2. 22 Sruthis- I have not touched this topic. Much has been written and frequenies assigned without any support from old texts. Modern researchers using computers for analysis have found that the 22 sruthis concept has no relevance for todays melodic music. I will include this in an article meant to dispel common misconceptions of music researchers when they enter the realm of Physics.

3.If you are interested more on the subject of physics of sound with mathematical formlae you can read this book (about 100 pages) available on line:


This printed and much larger book may be in your library: "The Science of Sound" by T.D.Rossing (This book covers the topic of 'inharmonic' tones of piano strings - p 175 of 1981 edition)

4. If you are interested in analyzing live music the free software 'Praat' is available. For Windows PC it requires no installation. (It is available for Mac and Linux also.) It was originally written for speech/phonetics analysis and may be used for music analysis also. Download the zip file, open it, extract the single .exe file and run it. The program requires lot of trial to use it for your specific requirement as it has variety of interfaces.

Link for the Windows version

There is a tutorial file in .pdf format and another for musicologists. You may get them by searching. The Help part of the Praat program itself is not very useful for beginners.

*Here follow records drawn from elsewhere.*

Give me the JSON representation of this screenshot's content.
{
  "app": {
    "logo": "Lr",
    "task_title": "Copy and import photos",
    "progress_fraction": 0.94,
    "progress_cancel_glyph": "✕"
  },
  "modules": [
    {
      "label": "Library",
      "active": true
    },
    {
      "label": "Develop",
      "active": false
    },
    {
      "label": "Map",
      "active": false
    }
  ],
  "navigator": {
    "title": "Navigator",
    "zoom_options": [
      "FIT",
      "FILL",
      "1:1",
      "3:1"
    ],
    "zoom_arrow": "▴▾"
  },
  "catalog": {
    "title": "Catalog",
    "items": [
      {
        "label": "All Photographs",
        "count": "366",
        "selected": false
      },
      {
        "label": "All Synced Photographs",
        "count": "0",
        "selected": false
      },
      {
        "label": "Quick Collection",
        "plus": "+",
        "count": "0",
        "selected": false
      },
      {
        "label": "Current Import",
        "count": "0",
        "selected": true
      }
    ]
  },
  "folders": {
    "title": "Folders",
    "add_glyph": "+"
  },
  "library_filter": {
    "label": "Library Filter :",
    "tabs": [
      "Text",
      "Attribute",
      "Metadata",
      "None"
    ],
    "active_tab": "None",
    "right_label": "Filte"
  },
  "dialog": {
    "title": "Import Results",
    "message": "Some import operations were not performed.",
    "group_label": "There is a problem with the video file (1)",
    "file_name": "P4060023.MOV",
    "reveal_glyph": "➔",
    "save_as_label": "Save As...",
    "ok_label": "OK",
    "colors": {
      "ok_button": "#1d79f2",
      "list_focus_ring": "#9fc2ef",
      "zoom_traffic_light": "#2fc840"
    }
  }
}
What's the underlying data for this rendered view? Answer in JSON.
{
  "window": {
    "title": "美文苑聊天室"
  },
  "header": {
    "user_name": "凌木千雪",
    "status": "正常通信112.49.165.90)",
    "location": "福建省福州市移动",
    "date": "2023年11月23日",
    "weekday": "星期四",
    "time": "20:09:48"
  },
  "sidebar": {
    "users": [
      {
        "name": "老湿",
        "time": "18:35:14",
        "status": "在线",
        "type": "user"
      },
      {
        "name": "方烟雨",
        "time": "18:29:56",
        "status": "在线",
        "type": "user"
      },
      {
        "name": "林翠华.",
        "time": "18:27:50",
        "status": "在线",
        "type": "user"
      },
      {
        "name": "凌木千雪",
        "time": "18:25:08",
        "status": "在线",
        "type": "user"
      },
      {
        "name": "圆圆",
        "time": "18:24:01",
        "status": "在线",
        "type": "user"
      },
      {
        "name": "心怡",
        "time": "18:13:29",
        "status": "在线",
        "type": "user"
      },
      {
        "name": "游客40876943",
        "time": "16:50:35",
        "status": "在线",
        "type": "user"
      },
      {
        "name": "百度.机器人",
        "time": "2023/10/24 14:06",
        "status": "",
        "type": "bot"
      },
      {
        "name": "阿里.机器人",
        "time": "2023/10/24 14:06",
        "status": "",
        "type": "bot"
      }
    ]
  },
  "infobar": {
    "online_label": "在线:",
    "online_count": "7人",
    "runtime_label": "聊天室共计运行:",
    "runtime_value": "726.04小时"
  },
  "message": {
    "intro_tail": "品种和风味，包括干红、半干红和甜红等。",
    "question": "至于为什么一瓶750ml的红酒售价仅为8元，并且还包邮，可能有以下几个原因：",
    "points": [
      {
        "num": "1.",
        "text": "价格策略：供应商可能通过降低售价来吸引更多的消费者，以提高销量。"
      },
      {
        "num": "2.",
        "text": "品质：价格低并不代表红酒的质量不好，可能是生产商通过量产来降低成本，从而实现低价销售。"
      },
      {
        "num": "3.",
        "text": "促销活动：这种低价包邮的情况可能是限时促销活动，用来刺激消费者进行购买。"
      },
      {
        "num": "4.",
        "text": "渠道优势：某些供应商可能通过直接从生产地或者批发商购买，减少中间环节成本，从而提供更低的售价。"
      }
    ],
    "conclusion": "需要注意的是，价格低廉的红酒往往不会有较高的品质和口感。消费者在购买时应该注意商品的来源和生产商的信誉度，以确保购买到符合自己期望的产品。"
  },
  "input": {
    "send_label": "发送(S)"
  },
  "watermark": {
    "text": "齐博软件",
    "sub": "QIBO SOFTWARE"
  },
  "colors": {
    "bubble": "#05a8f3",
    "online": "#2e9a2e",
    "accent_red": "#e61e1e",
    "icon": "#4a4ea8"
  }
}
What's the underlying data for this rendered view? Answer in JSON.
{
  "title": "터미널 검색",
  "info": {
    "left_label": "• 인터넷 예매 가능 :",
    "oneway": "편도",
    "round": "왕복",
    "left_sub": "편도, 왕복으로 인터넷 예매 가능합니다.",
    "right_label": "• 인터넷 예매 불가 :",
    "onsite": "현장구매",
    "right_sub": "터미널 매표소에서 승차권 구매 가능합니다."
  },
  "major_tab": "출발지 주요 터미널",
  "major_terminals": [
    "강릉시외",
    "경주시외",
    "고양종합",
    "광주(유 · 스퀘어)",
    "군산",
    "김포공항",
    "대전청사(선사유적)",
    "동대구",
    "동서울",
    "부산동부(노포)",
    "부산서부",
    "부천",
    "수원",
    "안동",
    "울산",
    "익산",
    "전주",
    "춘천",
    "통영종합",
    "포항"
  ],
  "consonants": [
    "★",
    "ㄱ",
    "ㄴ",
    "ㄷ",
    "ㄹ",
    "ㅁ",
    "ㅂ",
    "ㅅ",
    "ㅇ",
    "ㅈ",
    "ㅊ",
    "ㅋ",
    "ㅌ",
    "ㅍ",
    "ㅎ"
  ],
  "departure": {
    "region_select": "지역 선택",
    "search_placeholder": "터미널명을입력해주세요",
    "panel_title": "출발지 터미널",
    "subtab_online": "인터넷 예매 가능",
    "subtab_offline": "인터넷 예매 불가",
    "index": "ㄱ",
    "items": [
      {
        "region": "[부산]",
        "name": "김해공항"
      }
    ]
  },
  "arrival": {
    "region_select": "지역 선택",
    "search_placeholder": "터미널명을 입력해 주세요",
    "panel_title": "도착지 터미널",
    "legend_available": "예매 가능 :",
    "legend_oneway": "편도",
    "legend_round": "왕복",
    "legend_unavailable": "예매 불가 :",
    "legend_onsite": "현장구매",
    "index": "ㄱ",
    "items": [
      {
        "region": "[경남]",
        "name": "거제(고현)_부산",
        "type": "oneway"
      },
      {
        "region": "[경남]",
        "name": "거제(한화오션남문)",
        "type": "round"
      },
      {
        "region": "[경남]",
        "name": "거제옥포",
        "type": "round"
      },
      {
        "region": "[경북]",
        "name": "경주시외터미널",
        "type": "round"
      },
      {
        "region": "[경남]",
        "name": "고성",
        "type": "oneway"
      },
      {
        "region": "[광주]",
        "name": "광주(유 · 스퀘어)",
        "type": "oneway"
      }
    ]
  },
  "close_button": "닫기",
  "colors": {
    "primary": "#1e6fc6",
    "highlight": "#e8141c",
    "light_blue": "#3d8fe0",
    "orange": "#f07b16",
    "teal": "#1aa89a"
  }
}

Copyright:2021 M.Subramanian, India. All rights reserved (all pages,links and code)